Biomechanical model assumptions affect the interpretation of the role of the muscle or joint moments to the segmental power estimated by induced acceleration analysis (IAA). We evaluated the effect of modeling the pelvis and trunk segments as two separate segments (8 SM) versus as a single segment (7 SM) on the segmental power, support of the body, knee and hip extension acceleration produced by the joint moments during the stance phase of normal walking. Significant differences were observed in the contribution of the stance hip abductor and extensor moments to support, ipsilateral knee and hip acceleration, and ipsilateral thigh and upper body power. The primary finding was that the role of the stance hip moment in generating ipsilateral thigh and upper body power differed based on degrees of freedom in the model. Secondarily, the magnitude of contributions also differed. For example, the hip abductor and extensor moments showed greater contribution to support, hip and knee acceleration in the 8 SM. IAA and segment power analysis are sensitive to the degrees of freedom between the pelvis and trunk. There is currently no gold standard by which to evaluate the accuracy of IAA predictions. However, modeling the pelvis and trunk as separate segments is closer to the anatomical architecture of the body. An 8 SM appears to be more appropriate for estimating the role of joint moments, particularly to motion of more proximal segments during normal walking.

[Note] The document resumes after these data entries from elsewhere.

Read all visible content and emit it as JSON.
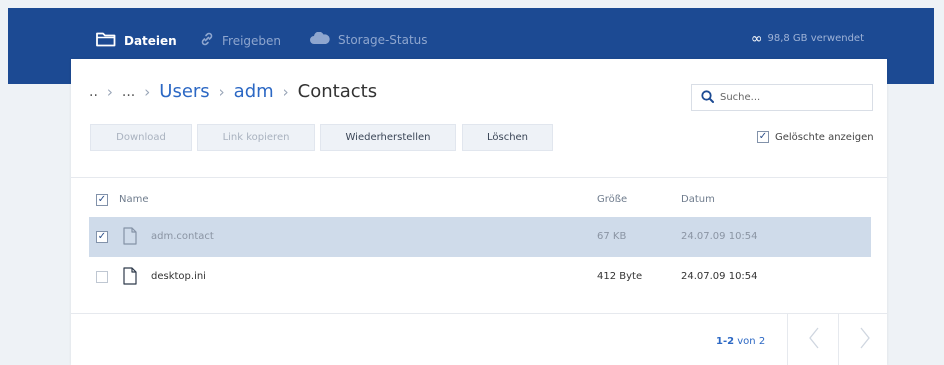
{
  "nav": {
    "files": "Dateien",
    "share": "Freigeben",
    "storage": "Storage-Status",
    "usage": "98,8 GB verwendet"
  },
  "breadcrumb": {
    "root": "..",
    "ellipsis": "...",
    "items": [
      "Users",
      "adm"
    ],
    "current": "Contacts"
  },
  "search": {
    "placeholder": "Suche..."
  },
  "toolbar": {
    "download": "Download",
    "link_copy": "Link kopieren",
    "restore": "Wiederherstellen",
    "delete": "Löschen",
    "show_deleted": "Gelöschte anzeigen"
  },
  "table": {
    "headers": {
      "name": "Name",
      "size": "Größe",
      "date": "Datum"
    },
    "rows": [
      {
        "name": "adm.contact",
        "size": "67 KB",
        "date": "24.07.09 10:54",
        "selected": true
      },
      {
        "name": "desktop.ini",
        "size": "412 Byte",
        "date": "24.07.09 10:54",
        "selected": false
      }
    ]
  },
  "pager": {
    "range": "1-2",
    "of_label": "von 2"
  },
  "colors": {
    "header_bg": "#1c4a93",
    "accent": "#2c68c4",
    "selected_row": "#cfdbea"
  }
}
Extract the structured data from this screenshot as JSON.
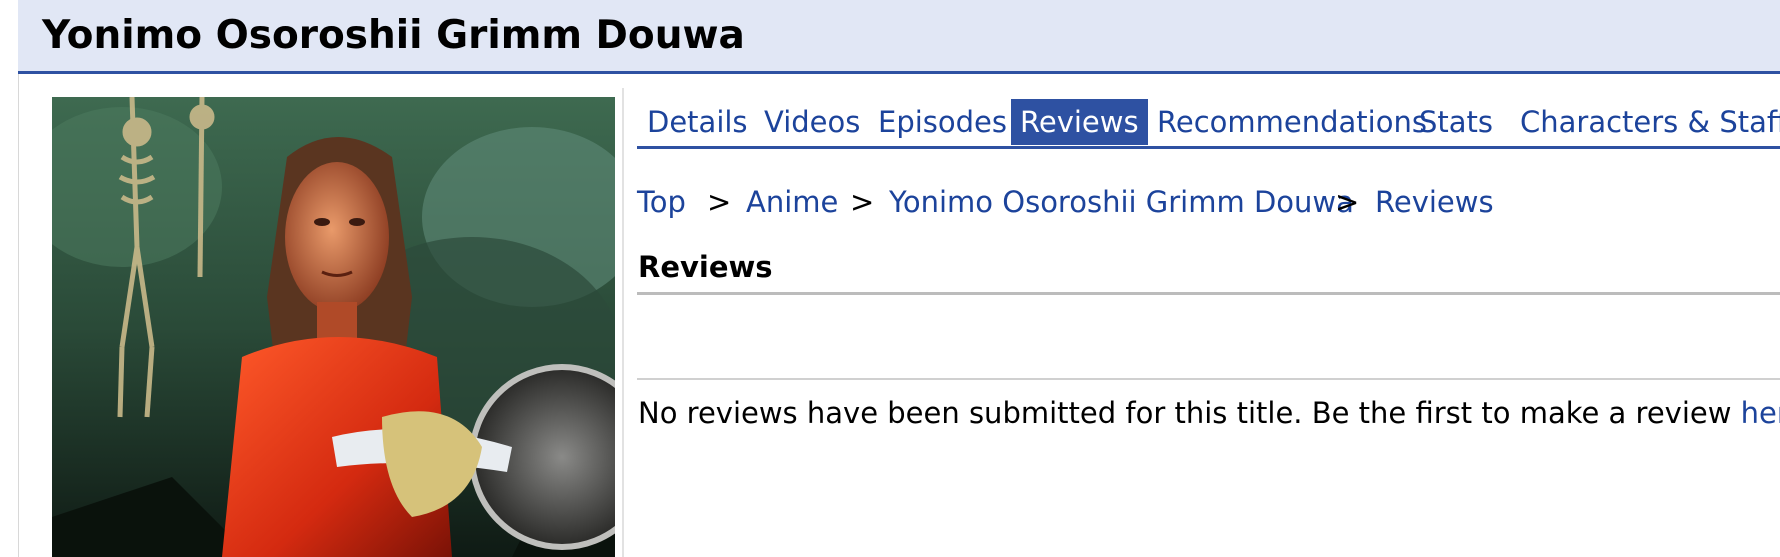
{
  "title": "Yonimo Osoroshii Grimm Douwa",
  "tabs": [
    {
      "label": "Details",
      "active": false
    },
    {
      "label": "Videos",
      "active": false
    },
    {
      "label": "Episodes",
      "active": false
    },
    {
      "label": "Reviews",
      "active": true
    },
    {
      "label": "Recommendations",
      "active": false
    },
    {
      "label": "Stats",
      "active": false
    },
    {
      "label": "Characters & Staff",
      "active": false
    }
  ],
  "breadcrumb": {
    "items": [
      "Top",
      "Anime",
      "Yonimo Osoroshii Grimm Douwa",
      "Reviews"
    ],
    "separator": ">"
  },
  "section_heading": "Reviews",
  "empty_message": {
    "text": "No reviews have been submitted for this title. Be the first to make a review ",
    "link": "here",
    "suffix": "!"
  },
  "colors": {
    "title_bar_bg": "#e1e7f5",
    "accent": "#2e51a2",
    "link": "#1c439b"
  }
}
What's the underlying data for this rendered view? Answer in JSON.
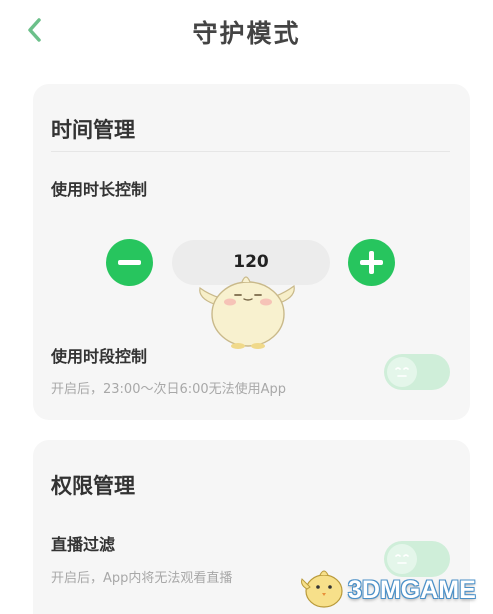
{
  "header": {
    "title": "守护模式"
  },
  "time_section": {
    "title": "时间管理",
    "duration_control": {
      "label": "使用时长控制",
      "value": "120"
    },
    "period_control": {
      "label": "使用时段控制",
      "description": "开启后，23:00～次日6:00无法使用App",
      "enabled": false
    }
  },
  "permission_section": {
    "title": "权限管理",
    "live_filter": {
      "label": "直播过滤",
      "description": "开启后，App内将无法观看直播",
      "enabled": false
    }
  },
  "watermark": {
    "text": "3DMGAME"
  },
  "colors": {
    "accent": "#27c55e",
    "back_arrow": "#6cc08a",
    "toggle_off": "#cfeed9",
    "card_bg": "#f6f6f6"
  }
}
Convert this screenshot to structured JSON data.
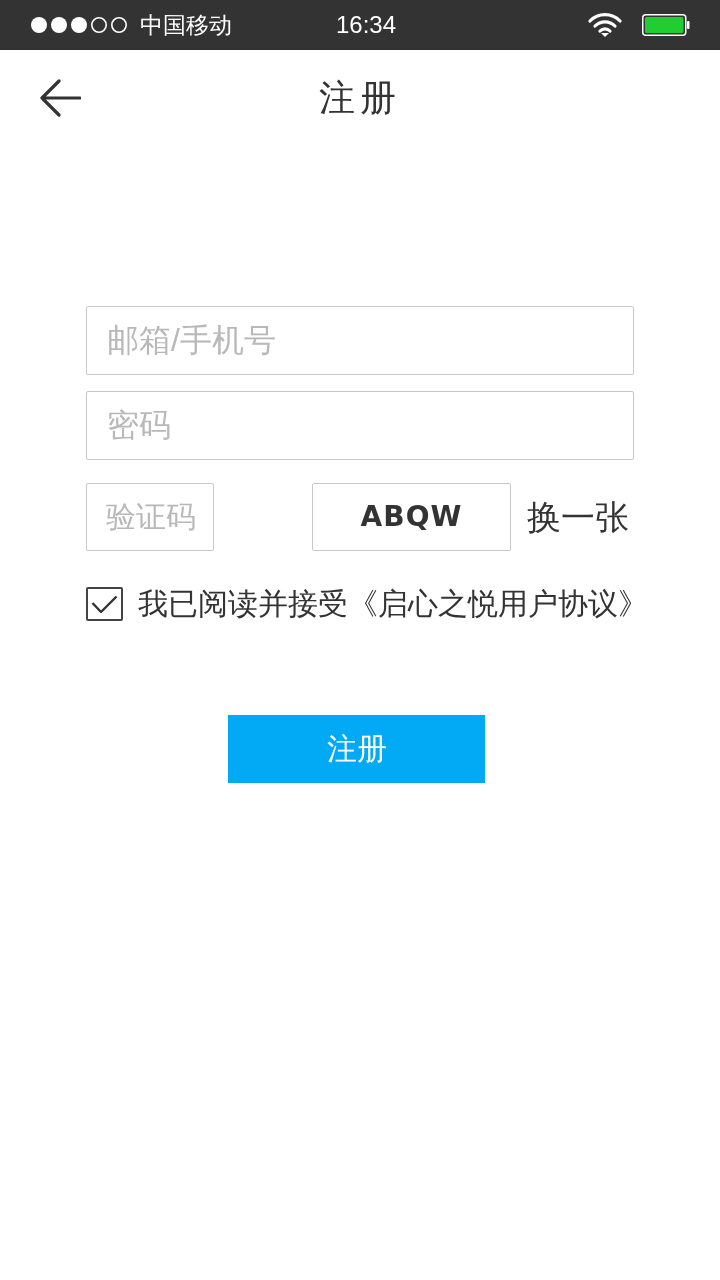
{
  "status_bar": {
    "carrier": "中国移动",
    "time": "16:34"
  },
  "header": {
    "title": "注册"
  },
  "form": {
    "fields": [
      {
        "placeholder": "邮箱/手机号"
      },
      {
        "placeholder": "密码"
      }
    ],
    "captcha": {
      "placeholder": "验证码",
      "code": "ABQW",
      "refresh": "换一张"
    },
    "agreement": {
      "checked": true,
      "text": "我已阅读并接受《启心之悦用户协议》"
    },
    "submit": "注册"
  }
}
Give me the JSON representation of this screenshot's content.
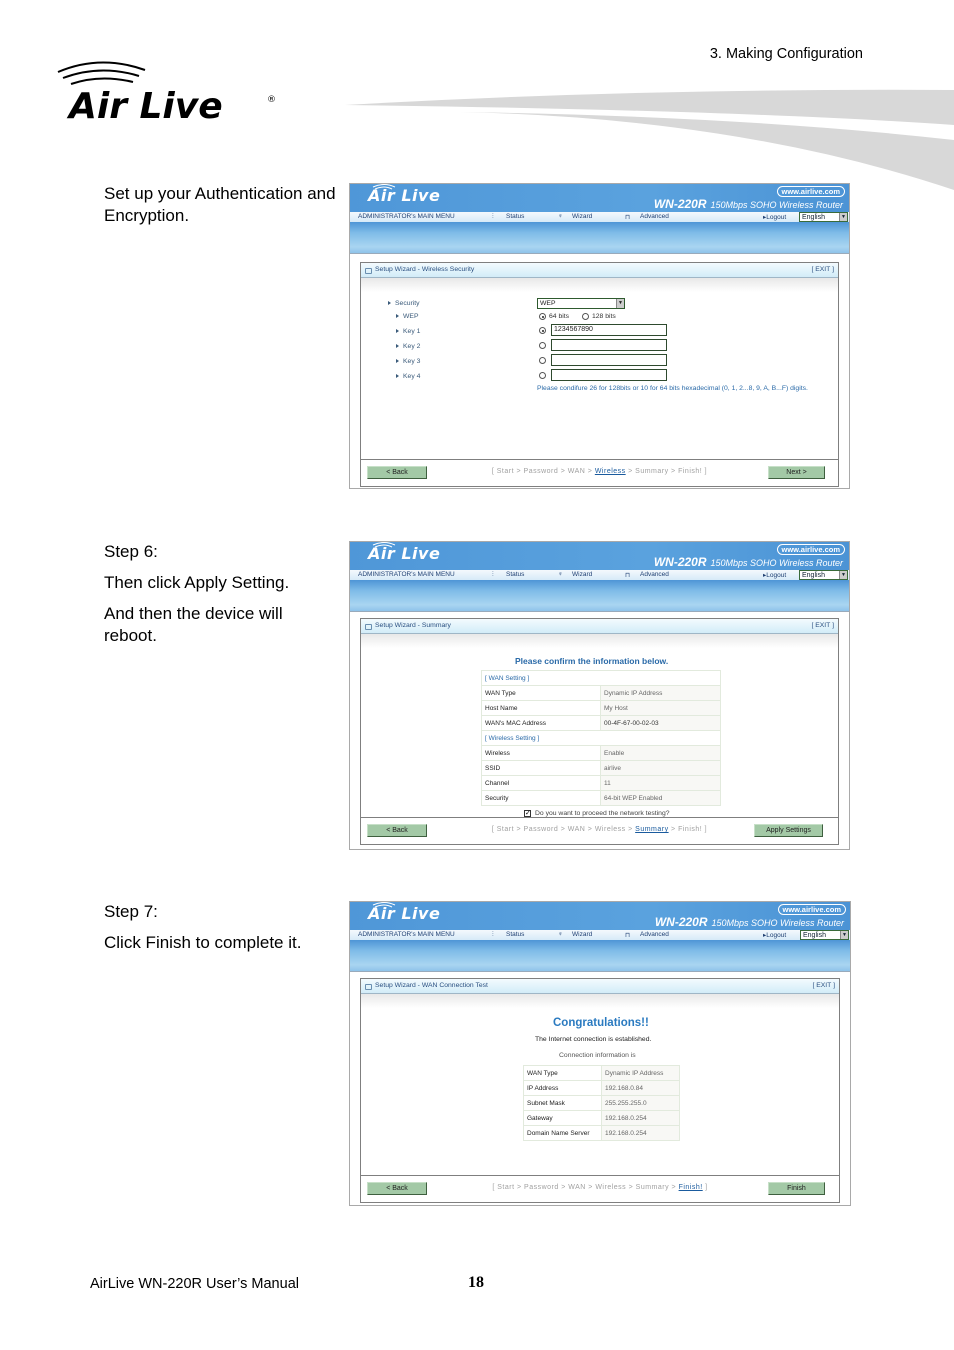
{
  "header": {
    "section": "3.  Making  Configuration",
    "brand": "Air Live"
  },
  "steps": [
    {
      "lines": [
        "Set up your Authentication and Encryption."
      ]
    },
    {
      "lines": [
        "Step 6:",
        "Then click Apply Setting.",
        "And then the device will reboot."
      ]
    },
    {
      "lines": [
        "Step 7:",
        "Click Finish to complete it."
      ]
    }
  ],
  "router": {
    "logo": "Air Live",
    "url": "www.airlive.com",
    "model": "WN-220R",
    "model_desc": "150Mbps SOHO Wireless Router",
    "nav": {
      "main_menu": "ADMINISTRATOR's MAIN MENU",
      "status": "Status",
      "wizard": "Wizard",
      "advanced": "Advanced",
      "logout": "Logout",
      "language": "English"
    },
    "exit": "[ EXIT ]",
    "back": "< Back",
    "breadcrumb": [
      "Start",
      "Password",
      "WAN",
      "Wireless",
      "Summary",
      "Finish!"
    ]
  },
  "screen1": {
    "title": "Setup Wizard - Wireless Security",
    "labels": {
      "security": "Security",
      "wep": "WEP",
      "key1": "Key 1",
      "key2": "Key 2",
      "key3": "Key 3",
      "key4": "Key 4"
    },
    "security_value": "WEP",
    "bits_64": "64 bits",
    "bits_128": "128 bits",
    "selected_bits": "64 bits",
    "key1_value": "1234567890",
    "key2_value": "",
    "key3_value": "",
    "key4_value": "",
    "selected_key": "Key 1",
    "note": "Please condifure 26 for 128bits or 10 for 64 bits hexadecimal (0, 1, 2...8, 9, A, B...F) digits.",
    "current_step": "Wireless",
    "next": "Next >"
  },
  "screen2": {
    "title": "Setup Wizard - Summary",
    "heading": "Please confirm the information below.",
    "wan_section": "[ WAN Setting ]",
    "wan_rows": [
      {
        "k": "WAN Type",
        "v": "Dynamic IP Address"
      },
      {
        "k": "Host Name",
        "v": "My Host"
      },
      {
        "k": "WAN's MAC Address",
        "v": "00-4F-67-00-02-03"
      }
    ],
    "wireless_section": "[ Wireless Setting ]",
    "wireless_rows": [
      {
        "k": "Wireless",
        "v": "Enable"
      },
      {
        "k": "SSID",
        "v": "airlive"
      },
      {
        "k": "Channel",
        "v": "11"
      },
      {
        "k": "Security",
        "v": "64-bit WEP Enabled"
      }
    ],
    "checkbox_label": "Do you want to proceed the network testing?",
    "checkbox_checked": true,
    "current_step": "Summary",
    "apply": "Apply Settings"
  },
  "screen3": {
    "title": "Setup Wizard - WAN Connection Test",
    "congrats": "Congratulations!!",
    "established": "The Internet connection is established.",
    "conn_info": "Connection information is",
    "rows": [
      {
        "k": "WAN Type",
        "v": "Dynamic IP Address"
      },
      {
        "k": "IP Address",
        "v": "192.168.0.84"
      },
      {
        "k": "Subnet Mask",
        "v": "255.255.255.0"
      },
      {
        "k": "Gateway",
        "v": "192.168.0.254"
      },
      {
        "k": "Domain Name Server",
        "v": "192.168.0.254"
      }
    ],
    "current_step": "Finish!",
    "finish": "Finish"
  },
  "footer": {
    "manual": "AirLive WN-220R User’s Manual",
    "page": "18"
  }
}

All Science Journal Classification (ASJC) codes
- Orthopedics and Sports Medicine
- Biomedical Engineering